Tanja Lažetić: What’s Art Got to Do with It?
4. 8. 2016 - 28. 8. 2016

Marina Abramović said she believes art is the oxygen of society. This sounds all well and romantic, but we should bear in mind that everyone would die if they had too much oxygen.”

These are the opening words to Tanja Lažetić’s text entitled The Tragedy of Venus (Whore). Just like oxygen, we can only survive art if it is mixed with something other than art, with life in its banality and mundanity rather than its exceptional and exciting moments. Maurice Blanchot defines the everyday as what we are first of all, and most often.  The everyday has the essential trait that it allows no hold, it escapes, as it belongs to the insignificant, which is without truth, reality or secret. It is the unperceived, is never seen for the first time, and due to its constitutive illusion, it is always a “have seen”. The everyday is without event, but persists in unrealised actuality. The everyday is not what is at the background of something else or the basis for the apparition of something extraordinary that would give it a meaning: it is always before what affirms it and yet incessantly beyond all that negates it.

“What has art to do with the indifferent everyday?” asks Tanja Lažetić. Although it could be examined through the issues of gender in art, the body or the collapse of political utopias, her work is driven by the everyday, always returning to this question. Lažetić locates the depth of superficiality in phenomena that escape the coherence of knowledge and renounce structure. This is noticeable in the work Mushrooms, graphic prints with bold, vivid colours that hyperrealistically emphasise the “anatomy” of mushrooms, while repetition presents stationary movement of the everyday, of what has always already been seen. Although we are fully immersed into it, it seems unattainable, impenetrable. Through the everyday, Tanja Lažetić examines the issues of gender, “the anatomy as destiny”. Strawberry is a journal on unsent postcards recording banal information from everyday nutrition, satisfying physiological needs as par excellence example of mundane existence. The menus introduce an exception, a moment of tragedy, the loss of a child, which, however, seems to escape exceptionality, as the description quickly returns it to the common register. Similarly, Olympia in Almost like Olympia, a unique homage to Victorine Meurent, a model for Manet’s painting, features a woman who sought to be exceptional, but is remembered only through an ordinary moment of being one in a series of odalisques, the one who looked back at the viewer. The everyday is the movement by which the individual is held in anonymity, which is nicely presented in Presence/Absence, a collaborative work with (oh, how mundane) the artist’s live-in partner Dejan Habicht during their stay as artists-in-residence in New York. The artist appeared on live surveillance cam every Sunday at the same time in the anonymous crowd, so their friends, who had been notified in advance, and all other visitors of the web site streaming live could see them. The street is the privileged space of the everyday, where we become one with our surroundings, where we are easily replaceable because of anonymity, just like Tanja and Dejan are only human shapes before identity. Blanchot argues that this is why the everyday is elusive: it escapes because it is without a subject. When I live the everyday, it is anyone who does so in indefinite presence.
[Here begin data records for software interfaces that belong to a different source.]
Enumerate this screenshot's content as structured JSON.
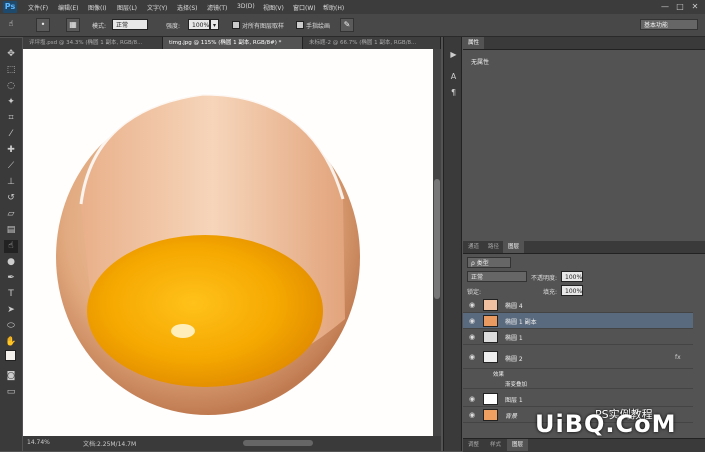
{
  "app": {
    "logo": "Ps"
  },
  "menu": [
    "文件(F)",
    "编辑(E)",
    "图像(I)",
    "图层(L)",
    "文字(Y)",
    "选择(S)",
    "滤镜(T)",
    "3D(D)",
    "视图(V)",
    "窗口(W)",
    "帮助(H)"
  ],
  "window_controls": [
    "—",
    "□",
    "✕"
  ],
  "options": {
    "mode_label": "模式:",
    "mode_value": "正常",
    "strength_label": "强度:",
    "strength_value": "100%",
    "sample_all_label": "对所有图层取样",
    "finger_paint_label": "手指绘画",
    "workspace": "基本功能"
  },
  "tabs": [
    "评坪塩.psd @ 34.3% (椭圆 1 副本, RGB/8...",
    "timg.jpg @ 115% (椭圆 1 副本, RGB/8#) *",
    "未标题-2 @ 66.7% (椭圆 1 副本, RGB/8..."
  ],
  "tab_close": "×",
  "status": {
    "zoom": "14.74%",
    "doc": "文档:2.25M/14.7M"
  },
  "properties": {
    "tab": "属性",
    "content": "无属性"
  },
  "layers": {
    "tabs": [
      "通道",
      "路径",
      "图层"
    ],
    "kind_filter": "ρ 类型",
    "blend_mode": "正常",
    "opacity_label": "不透明度:",
    "opacity_value": "100%",
    "lock_label": "锁定:",
    "fill_label": "填充:",
    "fill_value": "100%",
    "items": [
      {
        "name": "椭圆 4",
        "selected": false
      },
      {
        "name": "椭圆 1 副本",
        "selected": true
      },
      {
        "name": "椭圆 1",
        "selected": false
      },
      {
        "name": "椭圆 2",
        "selected": false,
        "fx": "fx"
      },
      {
        "name": "效果",
        "sub": true
      },
      {
        "name": "渐变叠加",
        "sub": true
      },
      {
        "name": "图层 1",
        "selected": false
      },
      {
        "name": "背景",
        "selected": false
      }
    ]
  },
  "bottom_tabs": [
    "调整",
    "样式",
    "图层"
  ],
  "watermark": {
    "text1": "PS实例教程",
    "text2": "UiBQ.CoM"
  },
  "colors": {
    "accent": "#1e4a6e",
    "selected_layer": "#5a6a7e",
    "yolk": "#f5a800",
    "shell": "#d89a70"
  }
}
The nihilism of the everyday seems to be the radical opposite of heroism, endangering the latter’s bravery with the quiet force of disintegration. Monuments to Unknown Heroes “celebrates” ordinary people who have found themselves in unusual situations that have not only changed their ordinariness, but enforced it. Lažetić’s decision to put their images on something as ordinary as a kitchen plate has the same effect.  Not only does it undermine heroic values, it undermines all values. Therefore, Blanchot asks, “Is not the everyday, then, a utopia, the myth of an existence bereft of myth?” The work Nine Swimming Pools behind Broken Glass with images of public pools from (heroic) socialist era, where the view is hindered by broken glass, reminds us that “the everyday is the inaccessible to which we have always already had access; the everyday is inaccessible, but only insofar as every mode of acceding is foreign to it”. Since art is surely among barred access methods, how is their dynamics to be understood?  Fascination with the artistic view of the everyday is based on the fact that they cannot be aligned. Art is not a privileged insight into the movement of the everyday, but rather through this divergence faces its own limit. Perhaps this is why the works of Tanja Lažetić are not categorically defined: they are not created ex nihilo, but rather simultaneously follow the flow of the everyday.


Curator: Vladimir Vidmar


Accompanying events

25th August at 6 pm: Guided tour with the artist and curator


photo © Dejan Habicht